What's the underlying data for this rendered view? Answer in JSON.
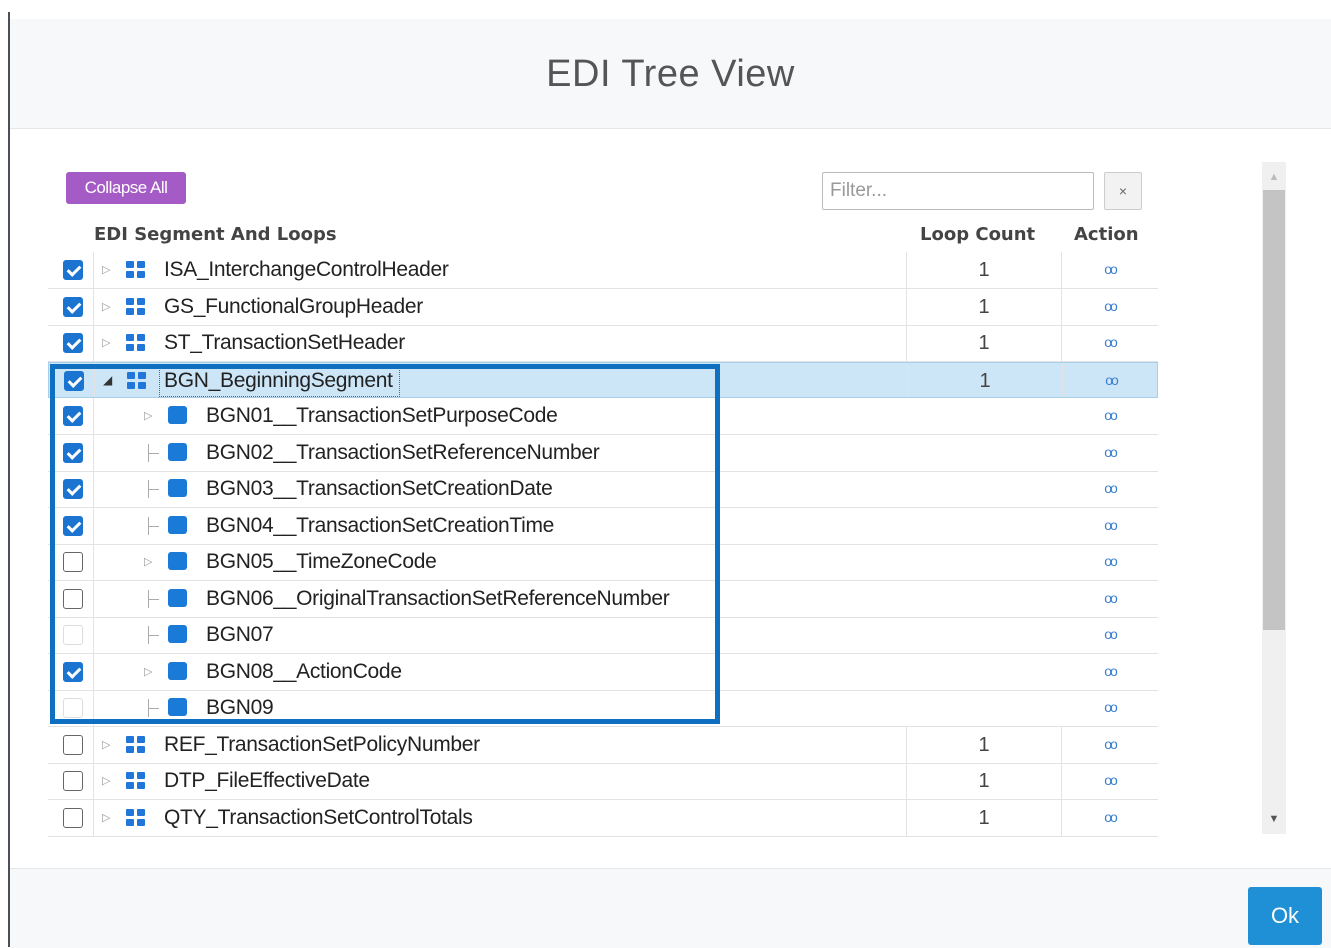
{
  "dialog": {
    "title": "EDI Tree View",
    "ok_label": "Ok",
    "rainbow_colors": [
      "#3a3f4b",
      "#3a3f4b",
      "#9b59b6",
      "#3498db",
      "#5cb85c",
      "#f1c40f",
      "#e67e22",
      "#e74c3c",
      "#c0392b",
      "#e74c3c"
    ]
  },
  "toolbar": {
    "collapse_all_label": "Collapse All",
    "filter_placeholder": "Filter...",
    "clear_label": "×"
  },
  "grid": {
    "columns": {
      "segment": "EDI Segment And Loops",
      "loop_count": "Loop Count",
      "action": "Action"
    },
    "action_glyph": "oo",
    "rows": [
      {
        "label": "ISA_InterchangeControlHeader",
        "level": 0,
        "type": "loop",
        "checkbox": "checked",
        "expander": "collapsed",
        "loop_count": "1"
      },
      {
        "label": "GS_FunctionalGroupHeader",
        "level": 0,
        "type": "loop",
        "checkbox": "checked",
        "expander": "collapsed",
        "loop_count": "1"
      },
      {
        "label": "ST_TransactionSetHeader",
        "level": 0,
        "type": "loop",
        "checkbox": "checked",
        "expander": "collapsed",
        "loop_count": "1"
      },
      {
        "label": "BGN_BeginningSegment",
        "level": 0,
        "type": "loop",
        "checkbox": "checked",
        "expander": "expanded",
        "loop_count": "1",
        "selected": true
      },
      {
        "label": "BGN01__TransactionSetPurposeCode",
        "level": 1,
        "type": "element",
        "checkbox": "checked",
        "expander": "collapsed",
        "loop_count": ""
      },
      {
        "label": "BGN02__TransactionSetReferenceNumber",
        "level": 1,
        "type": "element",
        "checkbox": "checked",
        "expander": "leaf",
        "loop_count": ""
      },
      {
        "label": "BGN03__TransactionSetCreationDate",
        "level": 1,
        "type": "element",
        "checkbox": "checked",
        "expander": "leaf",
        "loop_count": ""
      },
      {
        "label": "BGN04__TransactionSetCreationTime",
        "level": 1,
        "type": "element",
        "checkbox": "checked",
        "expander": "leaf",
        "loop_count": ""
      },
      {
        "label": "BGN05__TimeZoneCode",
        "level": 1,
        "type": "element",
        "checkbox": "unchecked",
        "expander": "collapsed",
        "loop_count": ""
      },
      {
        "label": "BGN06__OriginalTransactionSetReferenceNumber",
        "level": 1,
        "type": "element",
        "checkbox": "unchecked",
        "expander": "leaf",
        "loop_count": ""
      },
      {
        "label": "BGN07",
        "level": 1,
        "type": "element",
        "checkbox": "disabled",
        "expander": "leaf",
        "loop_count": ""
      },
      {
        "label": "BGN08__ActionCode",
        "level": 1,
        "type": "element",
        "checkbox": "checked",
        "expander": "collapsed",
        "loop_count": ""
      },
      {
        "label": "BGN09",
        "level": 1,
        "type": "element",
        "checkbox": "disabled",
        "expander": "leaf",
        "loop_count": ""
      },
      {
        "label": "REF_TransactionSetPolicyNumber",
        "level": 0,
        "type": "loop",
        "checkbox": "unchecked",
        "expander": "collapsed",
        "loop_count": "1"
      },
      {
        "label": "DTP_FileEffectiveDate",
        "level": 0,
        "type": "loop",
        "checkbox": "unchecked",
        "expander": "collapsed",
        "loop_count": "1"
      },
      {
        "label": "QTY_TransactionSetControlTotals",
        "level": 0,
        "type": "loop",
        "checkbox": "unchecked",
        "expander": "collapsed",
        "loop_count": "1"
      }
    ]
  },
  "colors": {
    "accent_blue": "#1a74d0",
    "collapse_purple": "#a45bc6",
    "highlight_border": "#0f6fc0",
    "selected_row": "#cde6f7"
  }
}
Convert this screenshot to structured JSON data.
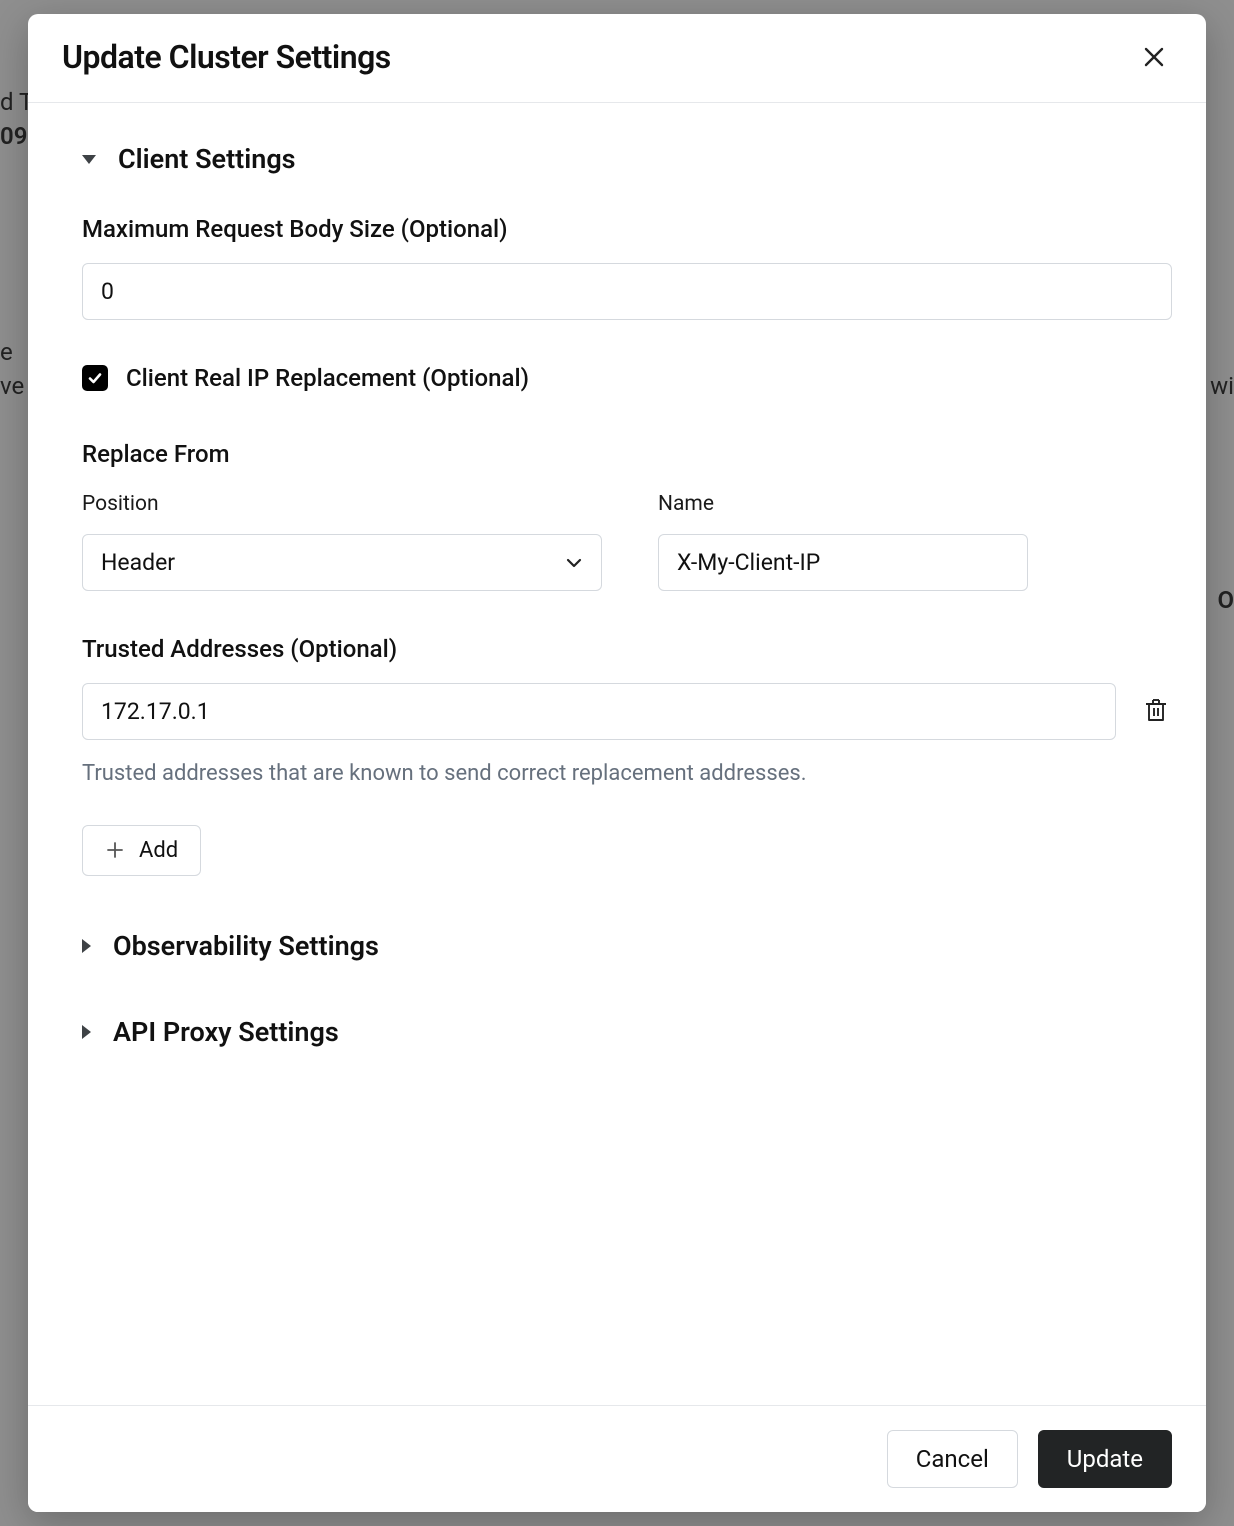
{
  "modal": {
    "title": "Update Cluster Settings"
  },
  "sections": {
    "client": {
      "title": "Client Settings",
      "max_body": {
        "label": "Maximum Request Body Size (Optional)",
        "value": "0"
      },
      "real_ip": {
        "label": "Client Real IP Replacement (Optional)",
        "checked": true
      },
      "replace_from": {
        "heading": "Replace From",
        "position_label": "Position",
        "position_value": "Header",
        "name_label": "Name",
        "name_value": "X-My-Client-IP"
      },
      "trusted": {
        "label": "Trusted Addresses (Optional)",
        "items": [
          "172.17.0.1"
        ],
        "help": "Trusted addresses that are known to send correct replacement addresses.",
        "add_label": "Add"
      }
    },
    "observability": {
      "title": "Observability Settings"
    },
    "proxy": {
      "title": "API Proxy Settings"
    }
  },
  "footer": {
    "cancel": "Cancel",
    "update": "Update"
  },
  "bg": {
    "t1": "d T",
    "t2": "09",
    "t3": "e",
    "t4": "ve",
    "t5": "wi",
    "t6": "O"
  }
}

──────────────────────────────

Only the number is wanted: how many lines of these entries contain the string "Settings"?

-- Answer box --
4